TASK REQUIREMENTS:
Copy each line of the entries that contains the word "заказа".

RECORDS PROVIDED:
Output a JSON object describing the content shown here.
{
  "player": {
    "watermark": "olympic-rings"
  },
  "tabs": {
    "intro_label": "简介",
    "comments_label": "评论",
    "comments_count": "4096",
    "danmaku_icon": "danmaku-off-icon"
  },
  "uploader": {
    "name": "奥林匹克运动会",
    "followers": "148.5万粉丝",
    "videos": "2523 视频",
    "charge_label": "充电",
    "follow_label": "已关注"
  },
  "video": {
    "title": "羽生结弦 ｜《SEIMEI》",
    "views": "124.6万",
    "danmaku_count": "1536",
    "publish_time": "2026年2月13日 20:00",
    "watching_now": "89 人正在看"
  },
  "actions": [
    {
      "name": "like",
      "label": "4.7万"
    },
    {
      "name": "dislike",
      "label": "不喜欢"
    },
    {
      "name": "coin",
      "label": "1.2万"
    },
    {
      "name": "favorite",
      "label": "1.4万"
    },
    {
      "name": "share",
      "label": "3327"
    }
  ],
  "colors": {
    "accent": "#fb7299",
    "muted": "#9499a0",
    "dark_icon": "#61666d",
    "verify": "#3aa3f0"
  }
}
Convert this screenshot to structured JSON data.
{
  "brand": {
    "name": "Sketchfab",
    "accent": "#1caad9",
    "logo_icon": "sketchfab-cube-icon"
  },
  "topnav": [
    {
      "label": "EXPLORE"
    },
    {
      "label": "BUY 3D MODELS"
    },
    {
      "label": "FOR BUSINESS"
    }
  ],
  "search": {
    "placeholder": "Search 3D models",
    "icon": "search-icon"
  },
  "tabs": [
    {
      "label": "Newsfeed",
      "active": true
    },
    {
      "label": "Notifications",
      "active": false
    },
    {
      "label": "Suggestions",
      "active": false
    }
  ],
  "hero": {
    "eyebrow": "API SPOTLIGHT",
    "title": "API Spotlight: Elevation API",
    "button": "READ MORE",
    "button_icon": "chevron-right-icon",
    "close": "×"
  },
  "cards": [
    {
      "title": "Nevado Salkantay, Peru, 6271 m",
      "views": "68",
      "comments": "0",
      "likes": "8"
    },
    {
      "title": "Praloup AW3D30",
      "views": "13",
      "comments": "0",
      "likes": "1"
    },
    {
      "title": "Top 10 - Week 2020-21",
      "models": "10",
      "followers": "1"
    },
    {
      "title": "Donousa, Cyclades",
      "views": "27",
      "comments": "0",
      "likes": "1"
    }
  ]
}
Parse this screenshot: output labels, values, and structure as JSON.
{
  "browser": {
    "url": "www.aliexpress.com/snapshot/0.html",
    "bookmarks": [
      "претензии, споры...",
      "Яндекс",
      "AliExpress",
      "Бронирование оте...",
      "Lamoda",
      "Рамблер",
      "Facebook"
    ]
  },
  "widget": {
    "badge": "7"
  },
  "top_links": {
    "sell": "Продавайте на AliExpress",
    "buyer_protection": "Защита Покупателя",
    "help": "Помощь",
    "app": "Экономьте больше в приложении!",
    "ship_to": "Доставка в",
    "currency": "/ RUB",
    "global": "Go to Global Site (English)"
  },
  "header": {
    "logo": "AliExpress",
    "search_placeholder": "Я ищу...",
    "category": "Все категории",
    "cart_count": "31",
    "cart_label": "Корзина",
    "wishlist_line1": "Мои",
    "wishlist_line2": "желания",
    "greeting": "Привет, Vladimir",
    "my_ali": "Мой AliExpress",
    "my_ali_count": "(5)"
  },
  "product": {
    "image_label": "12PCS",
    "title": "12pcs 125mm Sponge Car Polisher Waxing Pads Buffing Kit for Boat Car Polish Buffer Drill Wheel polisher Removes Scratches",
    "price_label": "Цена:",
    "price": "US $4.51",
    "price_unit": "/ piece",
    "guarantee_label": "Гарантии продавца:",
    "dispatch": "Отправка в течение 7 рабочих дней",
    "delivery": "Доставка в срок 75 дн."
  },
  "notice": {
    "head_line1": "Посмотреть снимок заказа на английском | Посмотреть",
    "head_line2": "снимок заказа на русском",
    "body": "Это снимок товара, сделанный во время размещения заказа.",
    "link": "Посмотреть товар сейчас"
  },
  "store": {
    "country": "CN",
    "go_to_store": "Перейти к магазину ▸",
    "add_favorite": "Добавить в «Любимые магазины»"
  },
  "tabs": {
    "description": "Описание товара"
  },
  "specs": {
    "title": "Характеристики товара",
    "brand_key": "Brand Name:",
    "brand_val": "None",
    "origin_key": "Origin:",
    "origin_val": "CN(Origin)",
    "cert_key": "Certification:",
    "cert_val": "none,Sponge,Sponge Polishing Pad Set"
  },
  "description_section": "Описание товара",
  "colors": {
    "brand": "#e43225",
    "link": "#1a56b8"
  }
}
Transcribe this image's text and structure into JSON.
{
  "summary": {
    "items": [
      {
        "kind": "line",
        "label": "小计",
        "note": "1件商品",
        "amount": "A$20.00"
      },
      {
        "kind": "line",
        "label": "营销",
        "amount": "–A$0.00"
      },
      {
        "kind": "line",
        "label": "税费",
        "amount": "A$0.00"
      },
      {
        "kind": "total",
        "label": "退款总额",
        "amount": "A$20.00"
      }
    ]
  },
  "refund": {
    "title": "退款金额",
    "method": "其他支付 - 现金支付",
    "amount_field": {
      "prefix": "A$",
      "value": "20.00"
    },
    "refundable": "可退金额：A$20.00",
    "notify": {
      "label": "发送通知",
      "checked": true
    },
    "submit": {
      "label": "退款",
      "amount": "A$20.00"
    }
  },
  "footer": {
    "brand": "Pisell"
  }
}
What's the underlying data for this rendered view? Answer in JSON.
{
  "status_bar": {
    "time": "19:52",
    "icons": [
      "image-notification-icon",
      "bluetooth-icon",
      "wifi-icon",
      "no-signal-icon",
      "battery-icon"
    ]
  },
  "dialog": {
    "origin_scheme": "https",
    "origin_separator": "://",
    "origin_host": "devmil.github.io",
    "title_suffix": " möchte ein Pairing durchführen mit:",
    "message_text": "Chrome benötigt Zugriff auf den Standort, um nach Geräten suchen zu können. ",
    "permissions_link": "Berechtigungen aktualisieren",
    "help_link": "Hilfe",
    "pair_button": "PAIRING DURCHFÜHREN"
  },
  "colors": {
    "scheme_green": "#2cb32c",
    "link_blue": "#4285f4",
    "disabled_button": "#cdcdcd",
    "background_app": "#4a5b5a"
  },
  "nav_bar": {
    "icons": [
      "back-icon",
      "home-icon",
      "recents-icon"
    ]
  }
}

SOLUTION BELOW:
    "head_line1": "Посмотреть снимок заказа на английском | Посмотреть",
    "head_line2": "снимок заказа на русском",
    "body": "Это снимок товара, сделанный во время размещения заказа.",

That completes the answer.